All of this means that families are building up their supply of grain and food. They are rebuilding their health and today, always have enough to eat. With their nutritional needs met, families are building healthy lives, strong and resilient livelihoods, and contributing to improving the local economy.

Thursday, December 18, 2014

The consequences of hunger - a closer look

In a recent post we highlighted the devastating consequences of hunger and what’s being done to ensure the world’s poorest families have enough to eat.

In this, the first of two posts, we explore how hunger affects families in one of the most rugged places on earth - Afghanistan.

Hunger is a major problem for families living in the rugged region of Afghanistan’s Kunduz province. Families go hungry regularly and suffer from chronic undernourishment. In fact, 59 percent of children under the age of five are well below the norm in terms of height and weight.

The most striking physical feature of Kunduz, particularly, the village of Jeloucha where HOPE International Development Agency has been helping families for nearly a decade, is what you don’t see when you cast your gaze to the river that borders one side of the village and the mountains that rise up behind the village.

There are no trees, no grasslands, and no vegetation, not even at the foot of the steep, barren mountains that tower over the village. Deforested decades ago during times of conflict, nothing has grown back.

The only way in and out of the Jeloucha is via roads best described as goat trails. These trails connect the people of the village to other villages and markets for buying or selling a bit of wheat, a few melons, or perhaps a small cow. Wintertime is especially challenging and bleak.

The most striking thing about the people Jeloucha is what decades of adversity has done to them. There’s been little opportunity to replant forests or rebuild crumbling infrastructure. Put differently, there’s been no incentive to do so when the only life they have known has been chronically unstable.

Living in a place like Canada, surrounded by abundance, especially during the Christmas season, it’s nearly impossible to imagine what it must be like to live in a village like Jeloucha.

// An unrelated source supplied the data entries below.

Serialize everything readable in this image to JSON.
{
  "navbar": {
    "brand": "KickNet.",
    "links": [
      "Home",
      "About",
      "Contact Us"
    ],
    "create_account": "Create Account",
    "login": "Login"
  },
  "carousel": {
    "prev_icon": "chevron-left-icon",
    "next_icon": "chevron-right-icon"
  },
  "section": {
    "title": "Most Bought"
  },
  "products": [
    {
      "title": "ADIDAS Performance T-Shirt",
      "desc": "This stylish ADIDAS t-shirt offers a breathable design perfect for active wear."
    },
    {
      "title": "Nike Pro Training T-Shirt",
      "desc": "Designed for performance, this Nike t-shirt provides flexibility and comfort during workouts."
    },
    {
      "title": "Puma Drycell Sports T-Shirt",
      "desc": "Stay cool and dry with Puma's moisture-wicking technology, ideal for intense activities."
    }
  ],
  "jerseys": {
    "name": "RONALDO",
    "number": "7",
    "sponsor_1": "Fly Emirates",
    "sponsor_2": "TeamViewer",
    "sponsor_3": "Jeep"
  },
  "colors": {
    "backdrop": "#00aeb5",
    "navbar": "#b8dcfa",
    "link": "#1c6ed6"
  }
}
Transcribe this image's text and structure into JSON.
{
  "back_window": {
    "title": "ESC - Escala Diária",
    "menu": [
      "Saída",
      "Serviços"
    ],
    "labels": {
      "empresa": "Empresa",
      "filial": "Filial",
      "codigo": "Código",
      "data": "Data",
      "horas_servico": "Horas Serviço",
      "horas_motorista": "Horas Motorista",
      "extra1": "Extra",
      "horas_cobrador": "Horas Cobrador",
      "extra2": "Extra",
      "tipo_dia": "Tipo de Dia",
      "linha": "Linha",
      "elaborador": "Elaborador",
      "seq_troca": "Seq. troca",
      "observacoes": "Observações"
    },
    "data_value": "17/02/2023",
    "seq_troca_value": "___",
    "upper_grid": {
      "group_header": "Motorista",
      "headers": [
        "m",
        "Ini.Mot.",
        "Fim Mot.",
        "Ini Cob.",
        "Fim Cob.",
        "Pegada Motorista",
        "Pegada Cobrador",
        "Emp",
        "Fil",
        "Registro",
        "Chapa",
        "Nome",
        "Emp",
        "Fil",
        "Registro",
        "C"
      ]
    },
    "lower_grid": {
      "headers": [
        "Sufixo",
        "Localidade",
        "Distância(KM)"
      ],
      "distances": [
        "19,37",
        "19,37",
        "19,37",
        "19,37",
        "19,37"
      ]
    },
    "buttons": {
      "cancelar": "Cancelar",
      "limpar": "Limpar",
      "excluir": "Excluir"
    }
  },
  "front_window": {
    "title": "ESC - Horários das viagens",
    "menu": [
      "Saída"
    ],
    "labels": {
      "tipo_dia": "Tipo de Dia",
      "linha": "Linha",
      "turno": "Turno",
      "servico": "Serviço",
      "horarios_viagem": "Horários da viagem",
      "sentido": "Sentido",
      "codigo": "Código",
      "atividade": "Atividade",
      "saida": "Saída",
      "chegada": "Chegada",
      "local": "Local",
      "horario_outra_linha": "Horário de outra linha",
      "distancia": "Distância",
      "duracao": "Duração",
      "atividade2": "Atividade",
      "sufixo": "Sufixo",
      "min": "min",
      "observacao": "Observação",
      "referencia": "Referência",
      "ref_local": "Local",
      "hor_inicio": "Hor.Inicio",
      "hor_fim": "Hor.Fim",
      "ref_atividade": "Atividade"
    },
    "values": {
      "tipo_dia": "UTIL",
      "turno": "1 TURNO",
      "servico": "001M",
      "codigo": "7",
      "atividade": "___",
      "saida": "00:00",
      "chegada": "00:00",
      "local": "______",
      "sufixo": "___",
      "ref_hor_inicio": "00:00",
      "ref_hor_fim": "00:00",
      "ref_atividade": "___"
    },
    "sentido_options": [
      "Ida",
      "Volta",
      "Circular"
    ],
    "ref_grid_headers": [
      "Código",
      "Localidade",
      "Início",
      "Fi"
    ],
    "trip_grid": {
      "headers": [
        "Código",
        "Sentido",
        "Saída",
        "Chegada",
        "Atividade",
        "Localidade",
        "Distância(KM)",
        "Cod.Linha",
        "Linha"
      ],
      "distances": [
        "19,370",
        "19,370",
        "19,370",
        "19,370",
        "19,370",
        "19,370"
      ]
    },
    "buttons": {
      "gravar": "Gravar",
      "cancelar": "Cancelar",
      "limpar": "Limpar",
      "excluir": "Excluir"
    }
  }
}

Over the years, families in Jeloucha have sold nearly everything they own in an effort to survive and many are simply out of options. Meager harvests have made the situation even worse, especially in the winter, when it’s not uncommon for families to eat only one small meal per day because they’re dangerously low on food.

HOPE International Development Agency is working to overcome chronic hunger by providing food in lean times and helping rebuild grain stocks and establish food grain banks in an effort to help families grow more food throughout the year. As a result, families who were once downtrodden and overwhelmed by the constant struggle to survive are now finding hope.

Next week we will share more about what hope looks like for families who are doing everything they can order to ensure that they have enough food to eat throughout the year.